____ Data to use
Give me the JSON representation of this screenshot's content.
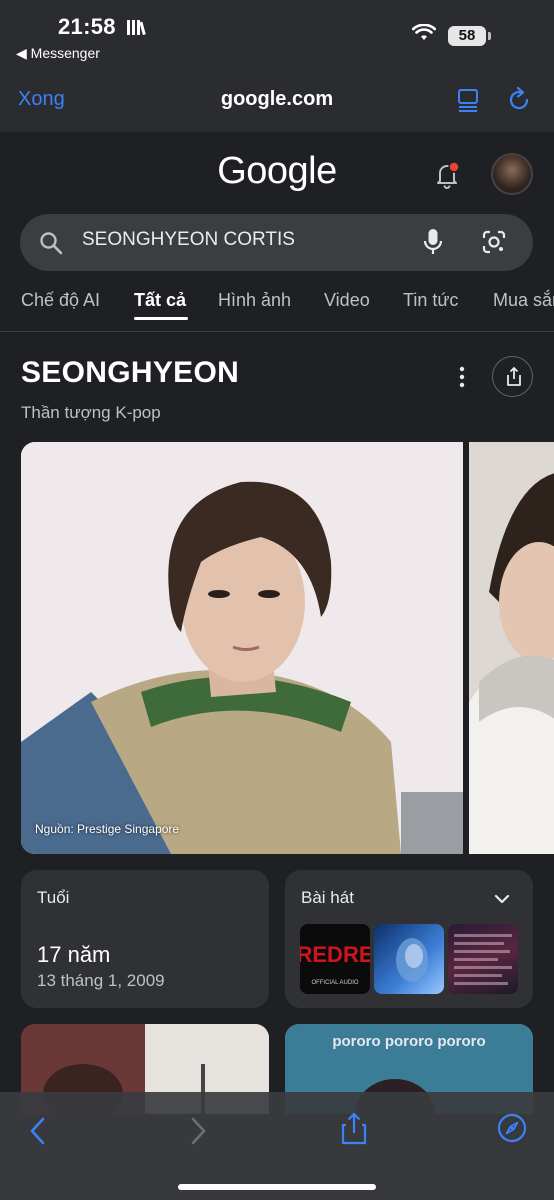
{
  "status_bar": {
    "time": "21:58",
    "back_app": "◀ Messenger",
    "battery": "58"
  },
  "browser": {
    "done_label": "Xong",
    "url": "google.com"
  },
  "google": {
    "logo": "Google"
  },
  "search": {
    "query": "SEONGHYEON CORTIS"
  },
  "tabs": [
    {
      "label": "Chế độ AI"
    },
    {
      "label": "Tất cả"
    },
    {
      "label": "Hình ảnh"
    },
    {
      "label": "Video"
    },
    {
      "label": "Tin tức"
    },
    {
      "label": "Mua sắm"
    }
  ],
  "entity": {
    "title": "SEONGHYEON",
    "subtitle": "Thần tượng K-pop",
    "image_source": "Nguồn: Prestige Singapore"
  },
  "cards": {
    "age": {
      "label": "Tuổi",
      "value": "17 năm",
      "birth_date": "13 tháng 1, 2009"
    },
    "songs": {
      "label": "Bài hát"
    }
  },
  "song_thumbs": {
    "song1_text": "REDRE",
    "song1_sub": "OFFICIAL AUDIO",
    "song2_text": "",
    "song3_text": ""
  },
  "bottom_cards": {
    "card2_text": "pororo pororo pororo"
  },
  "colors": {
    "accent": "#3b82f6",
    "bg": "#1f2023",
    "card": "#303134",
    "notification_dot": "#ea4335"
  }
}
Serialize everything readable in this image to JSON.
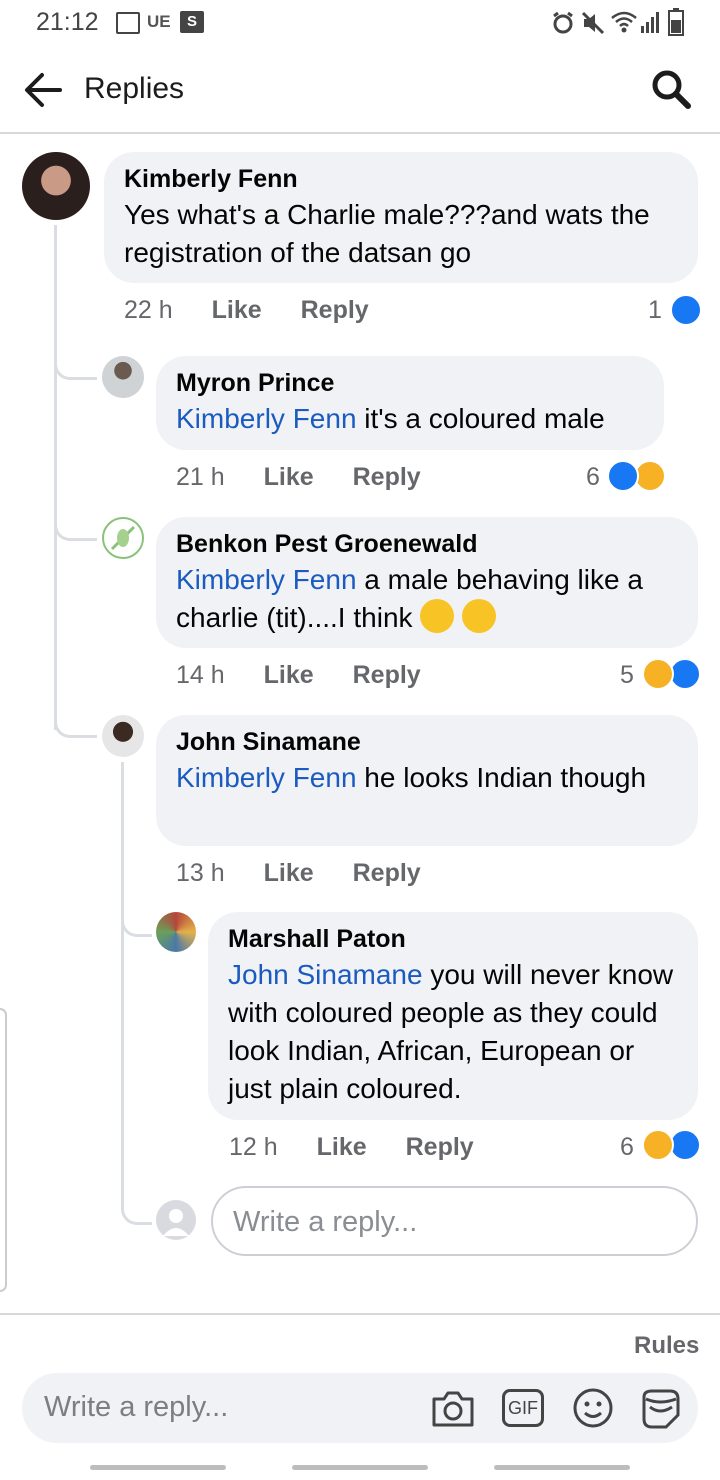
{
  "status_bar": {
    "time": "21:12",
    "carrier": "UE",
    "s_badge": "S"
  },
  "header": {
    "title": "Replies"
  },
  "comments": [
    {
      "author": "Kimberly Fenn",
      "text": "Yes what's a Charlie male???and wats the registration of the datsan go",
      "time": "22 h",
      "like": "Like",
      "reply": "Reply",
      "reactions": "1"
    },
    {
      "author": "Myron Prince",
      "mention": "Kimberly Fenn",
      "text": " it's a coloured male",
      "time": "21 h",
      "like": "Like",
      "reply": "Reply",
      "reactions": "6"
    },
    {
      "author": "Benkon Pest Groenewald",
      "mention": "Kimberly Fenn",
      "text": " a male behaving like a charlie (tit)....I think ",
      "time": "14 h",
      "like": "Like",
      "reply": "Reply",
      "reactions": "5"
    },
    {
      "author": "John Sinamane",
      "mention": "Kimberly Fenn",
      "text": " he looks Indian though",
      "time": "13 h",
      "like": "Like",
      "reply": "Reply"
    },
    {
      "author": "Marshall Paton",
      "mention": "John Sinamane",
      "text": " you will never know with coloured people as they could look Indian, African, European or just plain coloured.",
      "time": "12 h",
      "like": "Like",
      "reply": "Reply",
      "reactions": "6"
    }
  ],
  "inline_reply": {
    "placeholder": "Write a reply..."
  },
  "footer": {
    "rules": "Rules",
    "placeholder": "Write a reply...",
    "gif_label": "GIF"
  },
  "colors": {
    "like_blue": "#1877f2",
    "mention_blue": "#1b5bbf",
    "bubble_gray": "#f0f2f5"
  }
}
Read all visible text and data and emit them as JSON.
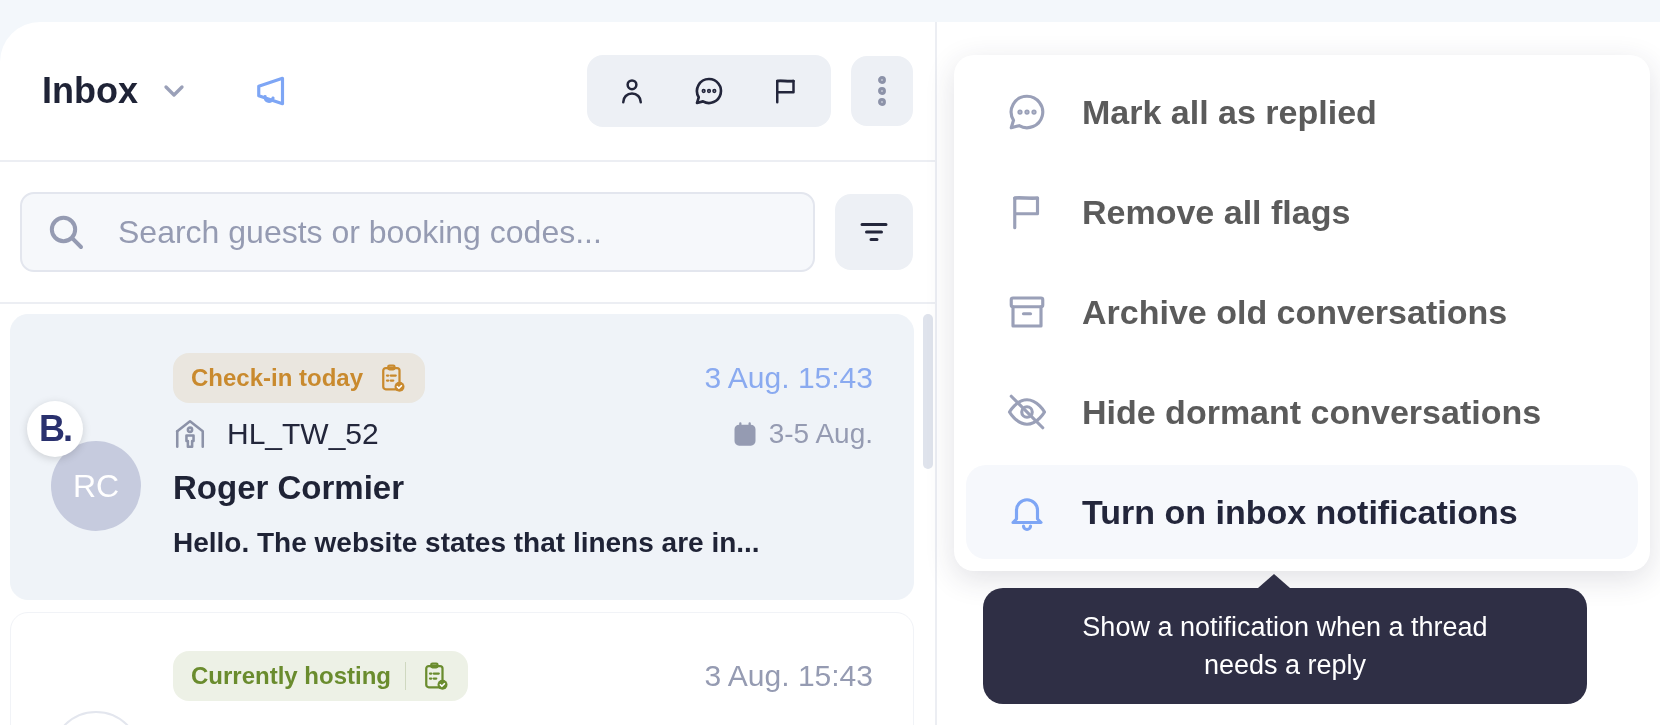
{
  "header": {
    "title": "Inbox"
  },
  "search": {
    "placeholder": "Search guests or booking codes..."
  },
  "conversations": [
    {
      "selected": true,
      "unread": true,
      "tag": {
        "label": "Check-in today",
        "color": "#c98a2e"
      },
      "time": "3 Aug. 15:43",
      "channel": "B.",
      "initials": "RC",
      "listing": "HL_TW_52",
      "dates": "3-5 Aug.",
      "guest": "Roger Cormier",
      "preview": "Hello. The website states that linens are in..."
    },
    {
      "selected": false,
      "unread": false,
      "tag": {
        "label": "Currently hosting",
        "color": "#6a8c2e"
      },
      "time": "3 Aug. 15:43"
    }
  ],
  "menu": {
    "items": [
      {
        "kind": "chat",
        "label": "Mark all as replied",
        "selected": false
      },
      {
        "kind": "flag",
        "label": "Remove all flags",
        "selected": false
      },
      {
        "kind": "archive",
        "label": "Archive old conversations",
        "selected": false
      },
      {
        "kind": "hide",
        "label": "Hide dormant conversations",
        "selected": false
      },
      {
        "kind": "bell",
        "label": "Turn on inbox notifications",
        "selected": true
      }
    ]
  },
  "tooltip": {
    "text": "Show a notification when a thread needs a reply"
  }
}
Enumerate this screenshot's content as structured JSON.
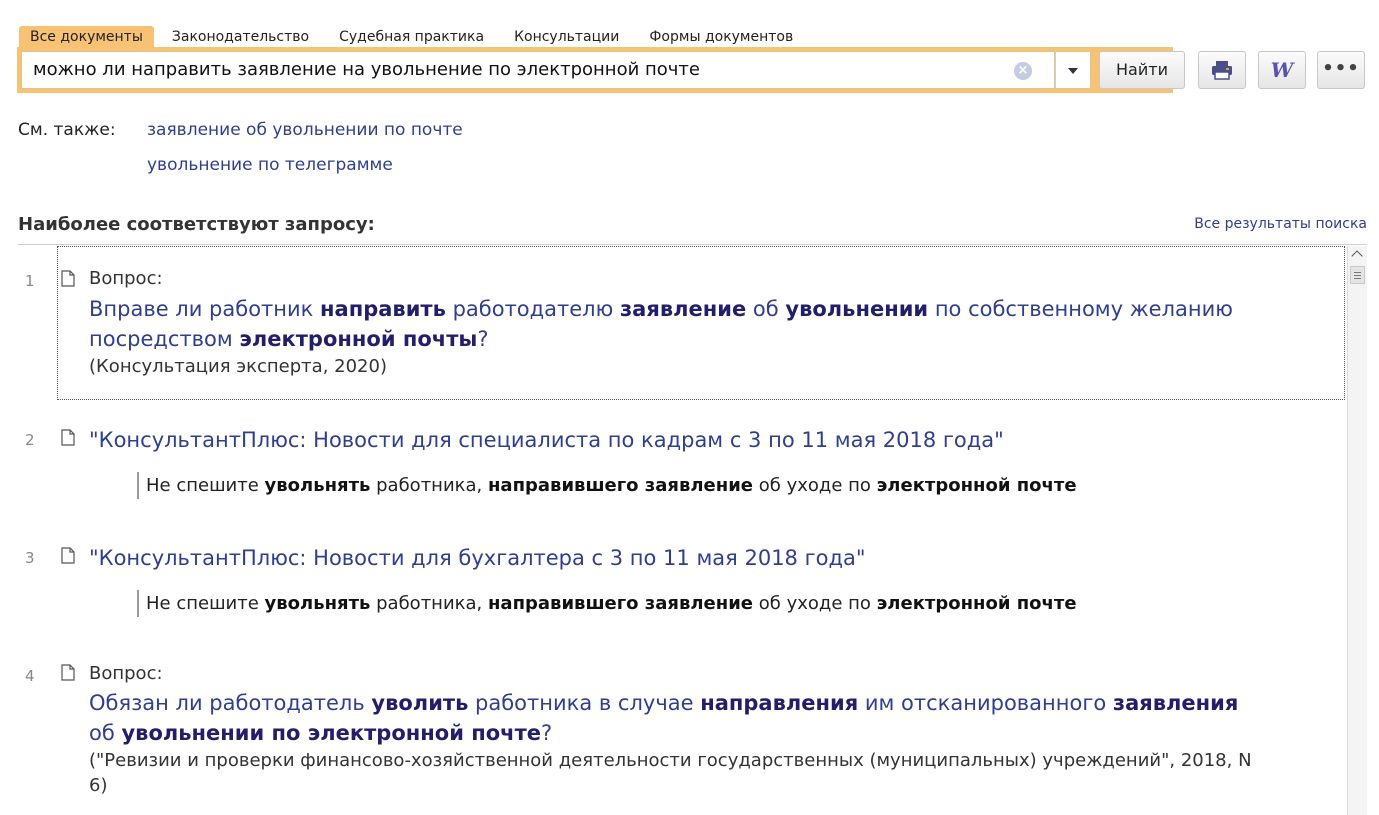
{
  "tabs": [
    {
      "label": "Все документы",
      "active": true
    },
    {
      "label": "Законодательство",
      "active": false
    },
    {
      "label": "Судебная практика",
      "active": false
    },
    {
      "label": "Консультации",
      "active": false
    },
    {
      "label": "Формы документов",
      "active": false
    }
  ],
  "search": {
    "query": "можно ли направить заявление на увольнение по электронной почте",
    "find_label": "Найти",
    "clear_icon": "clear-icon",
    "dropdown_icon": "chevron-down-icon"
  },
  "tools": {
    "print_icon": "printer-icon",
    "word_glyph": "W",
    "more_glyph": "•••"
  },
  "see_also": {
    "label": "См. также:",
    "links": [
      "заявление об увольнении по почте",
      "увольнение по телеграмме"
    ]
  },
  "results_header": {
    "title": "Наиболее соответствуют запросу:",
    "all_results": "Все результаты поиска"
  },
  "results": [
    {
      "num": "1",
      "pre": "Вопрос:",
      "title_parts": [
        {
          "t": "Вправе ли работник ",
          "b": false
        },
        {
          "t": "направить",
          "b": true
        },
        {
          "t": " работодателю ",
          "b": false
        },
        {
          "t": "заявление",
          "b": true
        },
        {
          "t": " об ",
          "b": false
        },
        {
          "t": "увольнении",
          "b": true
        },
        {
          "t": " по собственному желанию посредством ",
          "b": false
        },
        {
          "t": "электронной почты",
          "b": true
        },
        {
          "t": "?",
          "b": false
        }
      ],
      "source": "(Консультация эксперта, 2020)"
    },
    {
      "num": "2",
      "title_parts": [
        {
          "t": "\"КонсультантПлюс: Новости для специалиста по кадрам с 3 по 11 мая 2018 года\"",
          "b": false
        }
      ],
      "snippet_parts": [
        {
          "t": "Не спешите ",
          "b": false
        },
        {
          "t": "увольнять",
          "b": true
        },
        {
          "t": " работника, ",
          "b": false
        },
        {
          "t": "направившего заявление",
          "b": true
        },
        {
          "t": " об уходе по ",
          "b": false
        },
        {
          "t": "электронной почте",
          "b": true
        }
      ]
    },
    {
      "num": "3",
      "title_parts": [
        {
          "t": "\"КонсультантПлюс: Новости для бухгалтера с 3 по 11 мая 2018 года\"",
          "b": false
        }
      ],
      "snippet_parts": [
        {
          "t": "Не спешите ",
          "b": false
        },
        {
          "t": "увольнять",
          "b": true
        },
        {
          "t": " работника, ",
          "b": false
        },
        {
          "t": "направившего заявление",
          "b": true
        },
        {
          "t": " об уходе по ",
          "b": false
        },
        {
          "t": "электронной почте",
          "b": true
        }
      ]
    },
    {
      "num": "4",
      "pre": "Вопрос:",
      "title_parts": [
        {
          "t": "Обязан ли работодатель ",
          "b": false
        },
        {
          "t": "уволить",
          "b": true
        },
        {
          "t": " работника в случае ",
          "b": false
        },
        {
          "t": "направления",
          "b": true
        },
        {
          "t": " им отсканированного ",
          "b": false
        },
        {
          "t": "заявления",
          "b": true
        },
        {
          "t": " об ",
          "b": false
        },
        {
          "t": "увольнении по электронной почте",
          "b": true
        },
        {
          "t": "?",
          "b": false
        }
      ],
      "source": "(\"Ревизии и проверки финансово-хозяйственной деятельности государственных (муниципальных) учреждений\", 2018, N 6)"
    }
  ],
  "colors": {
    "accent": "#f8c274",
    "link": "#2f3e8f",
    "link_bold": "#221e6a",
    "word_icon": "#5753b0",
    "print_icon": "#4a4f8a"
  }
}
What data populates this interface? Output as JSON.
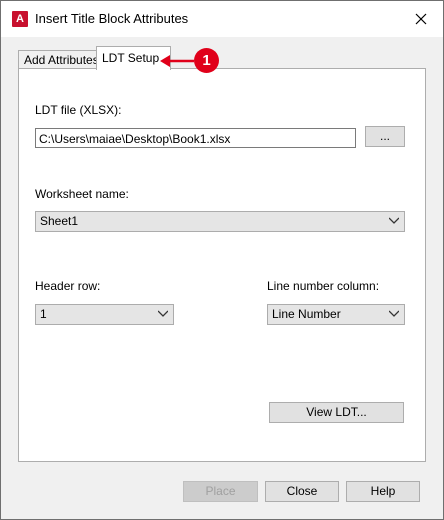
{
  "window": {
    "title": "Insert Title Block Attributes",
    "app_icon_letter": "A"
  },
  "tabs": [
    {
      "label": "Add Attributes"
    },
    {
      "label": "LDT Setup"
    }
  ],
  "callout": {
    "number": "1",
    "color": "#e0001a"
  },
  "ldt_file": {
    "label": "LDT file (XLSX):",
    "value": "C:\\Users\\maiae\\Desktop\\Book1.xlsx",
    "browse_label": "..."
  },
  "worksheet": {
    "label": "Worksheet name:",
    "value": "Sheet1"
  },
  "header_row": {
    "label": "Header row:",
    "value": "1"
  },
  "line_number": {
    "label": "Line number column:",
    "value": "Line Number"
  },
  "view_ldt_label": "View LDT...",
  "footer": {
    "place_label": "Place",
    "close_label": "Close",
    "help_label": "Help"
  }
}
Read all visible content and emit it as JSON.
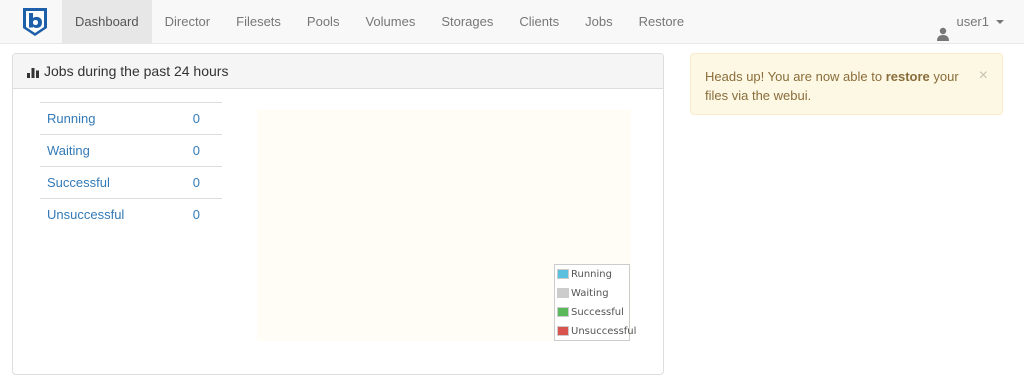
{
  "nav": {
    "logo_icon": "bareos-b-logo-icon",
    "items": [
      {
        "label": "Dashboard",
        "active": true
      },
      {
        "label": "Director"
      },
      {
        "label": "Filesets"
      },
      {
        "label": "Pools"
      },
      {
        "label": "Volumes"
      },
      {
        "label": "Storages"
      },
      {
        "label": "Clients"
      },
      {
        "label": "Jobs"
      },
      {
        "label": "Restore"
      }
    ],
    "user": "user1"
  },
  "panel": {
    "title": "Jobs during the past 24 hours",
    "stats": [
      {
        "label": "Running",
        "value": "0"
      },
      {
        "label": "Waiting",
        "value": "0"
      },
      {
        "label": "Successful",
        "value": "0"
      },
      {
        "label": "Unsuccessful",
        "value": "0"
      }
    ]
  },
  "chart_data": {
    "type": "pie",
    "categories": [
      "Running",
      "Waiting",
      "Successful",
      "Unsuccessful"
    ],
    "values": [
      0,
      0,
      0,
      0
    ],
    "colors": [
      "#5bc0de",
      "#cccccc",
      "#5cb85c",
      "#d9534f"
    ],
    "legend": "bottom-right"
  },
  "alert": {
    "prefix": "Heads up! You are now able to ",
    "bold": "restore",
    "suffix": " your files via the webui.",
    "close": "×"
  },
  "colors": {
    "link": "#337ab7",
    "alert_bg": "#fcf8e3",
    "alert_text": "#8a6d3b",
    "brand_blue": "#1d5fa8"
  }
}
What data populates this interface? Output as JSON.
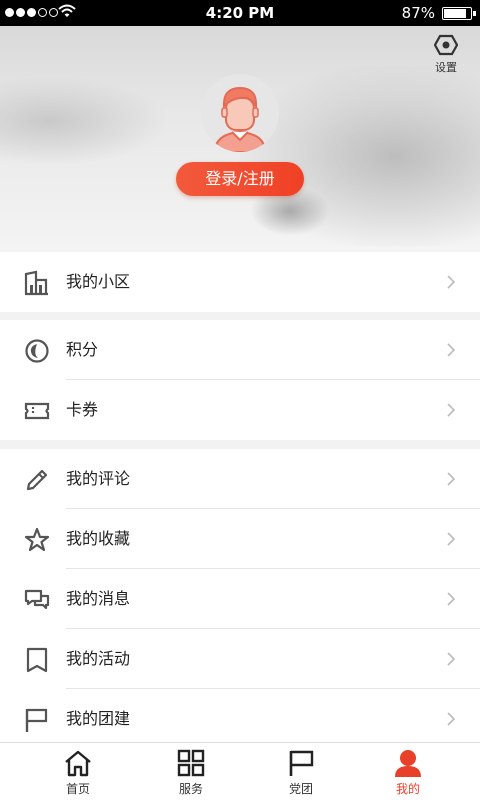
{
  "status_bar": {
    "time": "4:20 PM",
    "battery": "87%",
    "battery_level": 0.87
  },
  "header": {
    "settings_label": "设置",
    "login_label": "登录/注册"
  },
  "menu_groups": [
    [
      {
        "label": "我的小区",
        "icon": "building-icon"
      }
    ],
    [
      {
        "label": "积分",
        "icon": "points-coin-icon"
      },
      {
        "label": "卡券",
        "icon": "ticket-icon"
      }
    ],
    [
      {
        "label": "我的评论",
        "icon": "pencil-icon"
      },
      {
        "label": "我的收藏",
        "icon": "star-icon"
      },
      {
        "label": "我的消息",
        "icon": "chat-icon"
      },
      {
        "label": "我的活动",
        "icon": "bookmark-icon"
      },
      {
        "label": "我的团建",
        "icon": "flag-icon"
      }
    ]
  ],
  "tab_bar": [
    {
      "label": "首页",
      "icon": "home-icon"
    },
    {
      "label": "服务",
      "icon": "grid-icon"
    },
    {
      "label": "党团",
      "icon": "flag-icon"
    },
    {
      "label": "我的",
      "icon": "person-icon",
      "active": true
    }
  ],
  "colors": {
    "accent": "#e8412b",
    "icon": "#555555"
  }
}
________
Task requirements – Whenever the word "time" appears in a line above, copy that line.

Answer section –
    "time": "21:58",
    "time": "21:12",
      "time": "22 h",
      "time": "21 h",
      "time": "14 h",
      "time": "13 h",
      "time": "12 h",
      "time": "3 Aug. 15:43",
      "time": "3 Aug. 15:43"
    "time": "4:20 PM",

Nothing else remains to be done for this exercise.